*What you will do*
Return the entries below verbatim. Pictures stay out.

(Data records)
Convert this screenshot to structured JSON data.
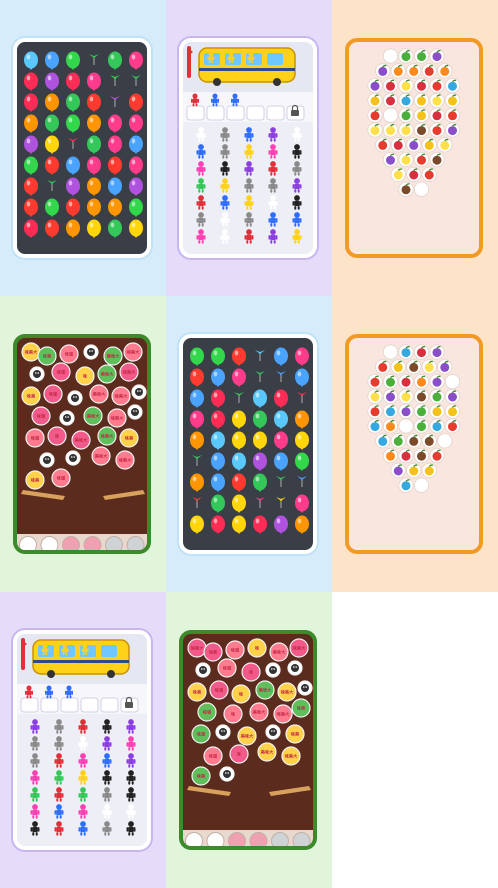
{
  "grid": {
    "cells": [
      {
        "kind": "balloon",
        "bg": "#d6ecfb"
      },
      {
        "kind": "bus",
        "bg": "#e4dcf8"
      },
      {
        "kind": "fruit",
        "bg": "#fde3c7"
      },
      {
        "kind": "coin",
        "bg": "#e0f5da"
      },
      {
        "kind": "balloon",
        "bg": "#d6ecfb"
      },
      {
        "kind": "fruit",
        "bg": "#fde3c7"
      },
      {
        "kind": "bus",
        "bg": "#e4dcf8"
      },
      {
        "kind": "coin",
        "bg": "#e0f5da"
      }
    ]
  },
  "coin_labels": [
    "味美大",
    "味美",
    "味道",
    "味",
    "美味大"
  ],
  "icons": [
    "padlock-icon",
    "smiley-icon",
    "heart-icon",
    "mask-icon"
  ]
}
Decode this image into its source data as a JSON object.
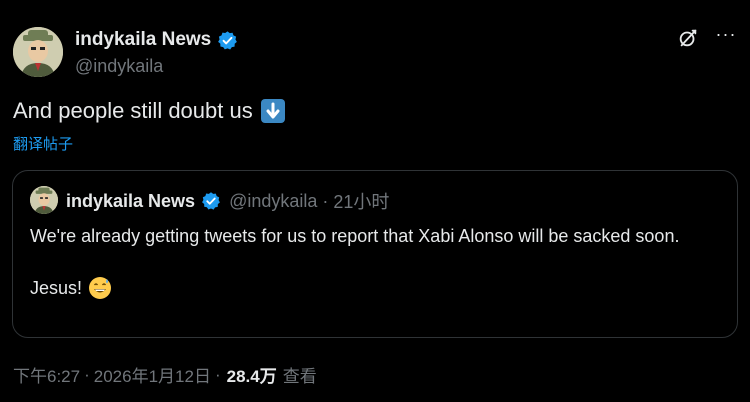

*Exercise output*
Convert this screenshot to structured JSON data.
{
  "grid": {
    "cells": [
      {
        "kind": "balloon",
        "bg": "#d6ecfb"
      },
      {
        "kind": "bus",
        "bg": "#e4dcf8"
      },
      {
        "kind": "fruit",
        "bg": "#fde3c7"
      },
      {
        "kind": "coin",
        "bg": "#e0f5da"
      },
      {
        "kind": "balloon",
        "bg": "#d6ecfb"
      },
      {
        "kind": "fruit",
        "bg": "#fde3c7"
      },
      {
        "kind": "bus",
        "bg": "#e4dcf8"
      },
      {
        "kind": "coin",
        "bg": "#e0f5da"
      }
    ]
  },
  "coin_labels": [
    "味美大",
    "味美",
    "味道",
    "味",
    "美味大"
  ],
  "icons": [
    "padlock-icon",
    "smiley-icon",
    "heart-icon",
    "mask-icon"
  ]
}
Decode this image into its source data as a JSON object.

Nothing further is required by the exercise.